The game does an exceptional job at introducing the player to its numerous cards, initial levels acting as tutorials of sorts before throwing you a few curveballs. The colour coding of the cards makes identifying what you have in your hand (of up to three cards of each type) easy to decipher and despite what may seem like an overwhelming number of actions and things to remember, never feels it. Within a few chapters, you’ll find yourself switching between cards oftentimes in the same manoeuvre such as setting yourself up for a quick double jump before discarding another card mid-air to dash forward onto a ledge. What’s particularly impressive about Neon White’s gameplay though is how nothing seems to slow the pacing down. Despite shooting guns at enemies and juggling cards to perform actions, with practice all of it can be done without so much as a pause and when that does happen you leave a level feeling like an absolute boss. When a video game rewards your efforts to this degree and as frequently as Neon White does it’s truly intoxicating.
Neon White is an excellent 10-hour campaign boasting a story and characters that are equal parts entertaining and exciting, however, reaching end credits is really only scratching the surface of this game. Every level has a collectable gift to find, tucked away in hard-to-reach places forcing you to make use of your cards and platforming skills in new and creative ways. When grabbed these can then be given to characters to further your rapport and unlock sidequests. Not only that but every level has four medals to earn awarded for faster and faster times (plus an extra fifth for those brave enough to take on the developer’s best times). Rise up the medal ranks and you’ll unlock helpful and fun extras like a ghost of your best time, a useful indicator showing where precious seconds may be saved on your run and best of all the leaderboards in which to compete with friends or others globally.
While some may find it irritating having to unlock features that most games would normally provide right out the gate, I found it refreshing, allowing me to focus on my performance alone before being rewarded for my Ace medal effort with the reveal of where I sat in the global leaderboard. Furthermore, the medals themselves never feel too far out of reach. Where other time trial-based games feel as though their top-tier medals belong to only the very elite, here the difficulty curve strikes the perfect balance between challenging but not seemingly impossible. Even if your first attempt on a level yields only a bronze medal, working your way upward is not only extremely satisfying but achievable without losing hours upon hours.
I spent many hours honing my skills on a small selection of levels knocking back and forth leading times with friends. There’s an addictive quality to wanting to scrape even a few milliseconds off your time just so you can gleefully see your name at the top of the table. Thanks to the game feeling… well just so damn fun and satisfying to play it’s so easy to get lost in a level. Where a few minutes suddenly turn into ten and that ten then becoming half hour.

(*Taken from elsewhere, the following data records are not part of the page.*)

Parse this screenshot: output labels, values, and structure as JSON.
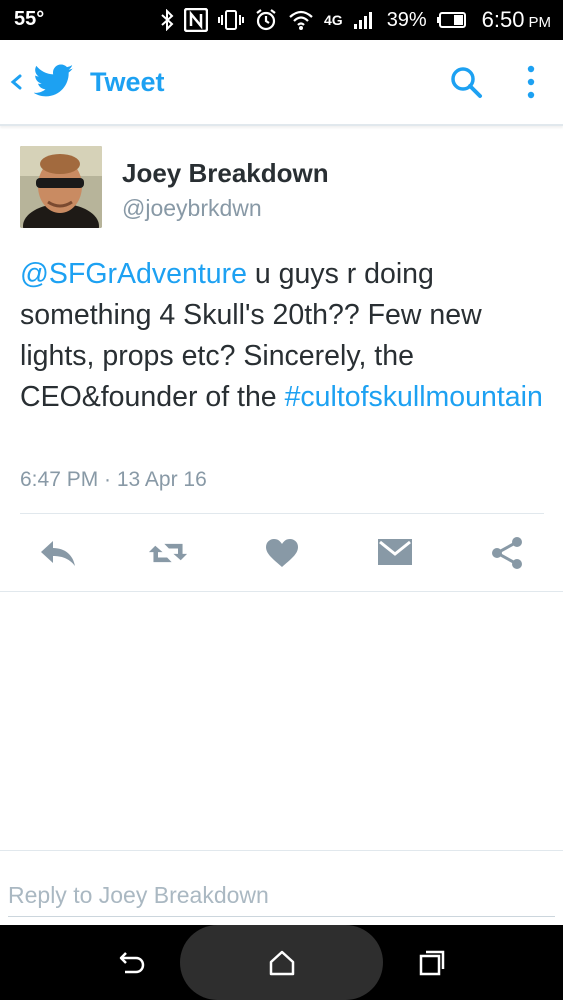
{
  "status_bar": {
    "temperature": "55°",
    "battery_percent": "39%",
    "time": "6:50",
    "ampm": "PM",
    "icons": [
      "bluetooth-icon",
      "nfc-icon",
      "vibrate-icon",
      "alarm-icon",
      "wifi-icon",
      "4g-lte-icon",
      "signal-icon",
      "battery-icon"
    ],
    "network_label": "4G"
  },
  "app_bar": {
    "title": "Tweet",
    "accent_color": "#1da1f2"
  },
  "tweet": {
    "author_name": "Joey Breakdown",
    "author_handle": "@joeybrkdwn",
    "mention": "@SFGrAdventure",
    "text_part1": " u guys r doing something 4 Skull's 20th?? Few new lights, props etc? Sincerely, the CEO&founder of the ",
    "hashtag": "#cultofskullmountain",
    "timestamp": "6:47 PM · 13 Apr 16"
  },
  "actions": [
    "reply-icon",
    "retweet-icon",
    "like-icon",
    "direct-message-icon",
    "share-icon"
  ],
  "reply": {
    "placeholder": "Reply to Joey Breakdown"
  },
  "nav_bar": {
    "buttons": [
      "back-icon",
      "home-icon",
      "recents-icon"
    ]
  }
}
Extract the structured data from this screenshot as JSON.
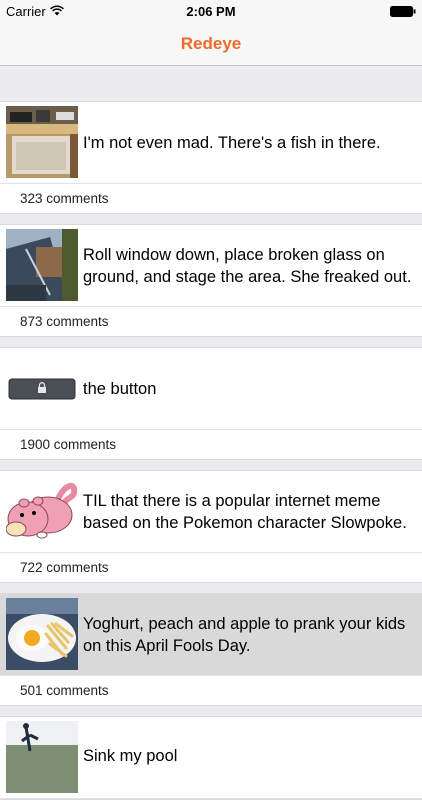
{
  "status_bar": {
    "carrier": "Carrier",
    "time": "2:06 PM"
  },
  "nav": {
    "title": "Redeye"
  },
  "posts": [
    {
      "title": "I'm not even mad. There's a fish in there.",
      "comments": "323 comments"
    },
    {
      "title": "Roll window down, place broken glass on ground, and stage the area. She freaked out.",
      "comments": "873 comments"
    },
    {
      "title": "the button",
      "comments": "1900 comments"
    },
    {
      "title": "TIL that there is a popular internet meme based on the Pokemon character Slowpoke.",
      "comments": "722 comments"
    },
    {
      "title": "Yoghurt, peach and apple to prank your kids on this April Fools Day.",
      "comments": "501 comments"
    },
    {
      "title": "Sink my pool",
      "comments": ""
    }
  ],
  "colors": {
    "accent": "#f26a2a",
    "background": "#ececef",
    "pressed_row": "#d9d9d9"
  },
  "icons": {
    "wifi": "wifi-icon",
    "battery": "battery-icon",
    "lock": "lock-icon"
  }
}
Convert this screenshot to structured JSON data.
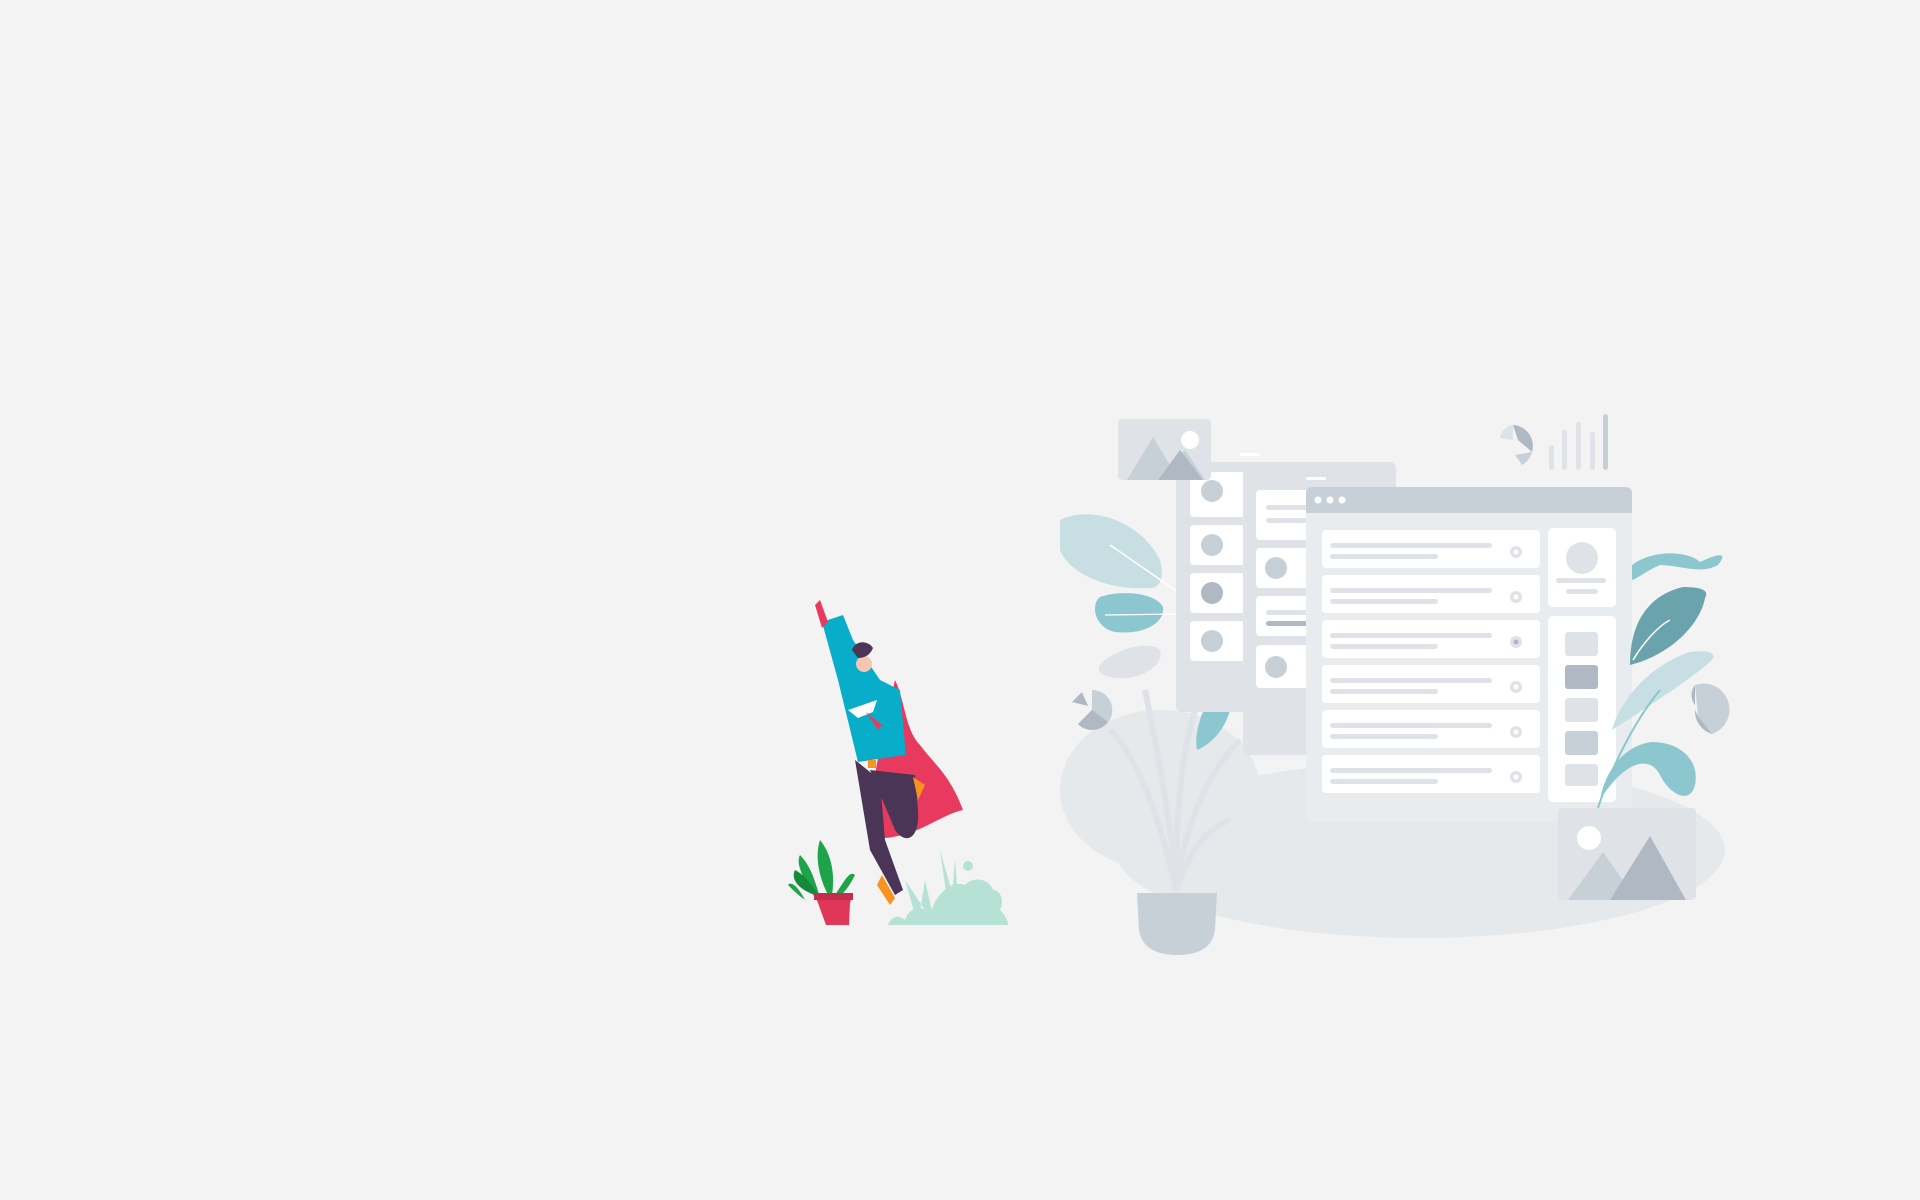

There are those times you just know you’re onto something truly special, a game that when you aren’t playing, you’re thinking about playing. Wondering where your next session may lead or what the story might reveal. Neon White is one of said games, an experience that’s always exciting, often amusing and never a dull moment. Easily one of the best and most electrifying releases of 2022.
Version Tested: Nintendo Switch
Review copy provided by Annapurna Interactive